Output all of the entries exactly as they are given.

○ ○ ○ ○ ○

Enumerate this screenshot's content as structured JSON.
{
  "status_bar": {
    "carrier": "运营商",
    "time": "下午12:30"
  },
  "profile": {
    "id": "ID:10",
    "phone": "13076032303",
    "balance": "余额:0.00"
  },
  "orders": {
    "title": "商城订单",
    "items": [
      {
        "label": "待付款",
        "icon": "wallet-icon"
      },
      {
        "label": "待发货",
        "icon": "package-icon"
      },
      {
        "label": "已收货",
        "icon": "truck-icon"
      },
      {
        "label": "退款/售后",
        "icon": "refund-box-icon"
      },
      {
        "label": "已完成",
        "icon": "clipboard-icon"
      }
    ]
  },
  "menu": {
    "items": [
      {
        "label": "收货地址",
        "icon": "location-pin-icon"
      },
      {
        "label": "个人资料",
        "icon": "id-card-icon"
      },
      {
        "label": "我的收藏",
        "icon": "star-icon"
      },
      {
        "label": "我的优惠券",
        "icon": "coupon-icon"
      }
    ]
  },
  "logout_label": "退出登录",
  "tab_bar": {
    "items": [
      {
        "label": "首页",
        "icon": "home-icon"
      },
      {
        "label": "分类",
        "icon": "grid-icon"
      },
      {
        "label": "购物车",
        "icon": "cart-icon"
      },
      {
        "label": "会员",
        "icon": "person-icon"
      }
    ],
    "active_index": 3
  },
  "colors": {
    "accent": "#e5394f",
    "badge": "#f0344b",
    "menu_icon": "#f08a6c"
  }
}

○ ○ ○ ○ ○

Expected answer:
Enumerate this screenshot's content as structured JSON.
{
  "status_bar": {
    "carrier": "运营商",
    "time": "下午12:30"
  },
  "profile": {
    "id": "ID:10",
    "phone": "13076032303",
    "balance": "余额:0.00"
  },
  "orders": {
    "title": "商城订单",
    "items": [
      {
        "label": "待付款",
        "icon": "wallet-icon"
      },
      {
        "label": "待发货",
        "icon": "package-icon"
      },
      {
        "label": "已收货",
        "icon": "truck-icon"
      },
      {
        "label": "退款/售后",
        "icon": "refund-box-icon"
      },
      {
        "label": "已完成",
        "icon": "clipboard-icon"
      }
    ]
  },
  "menu": {
    "items": [
      {
        "label": "收货地址",
        "icon": "location-pin-icon"
      },
      {
        "label": "个人资料",
        "icon": "id-card-icon"
      },
      {
        "label": "我的收藏",
        "icon": "star-icon"
      },
      {
        "label": "我的优惠券",
        "icon": "coupon-icon"
      }
    ]
  },
  "logout_label": "退出登录",
  "tab_bar": {
    "items": [
      {
        "label": "首页",
        "icon": "home-icon"
      },
      {
        "label": "分类",
        "icon": "grid-icon"
      },
      {
        "label": "购物车",
        "icon": "cart-icon"
      },
      {
        "label": "会员",
        "icon": "person-icon"
      }
    ],
    "active_index": 3
  },
  "colors": {
    "accent": "#e5394f",
    "badge": "#f0344b",
    "menu_icon": "#f08a6c"
  }
}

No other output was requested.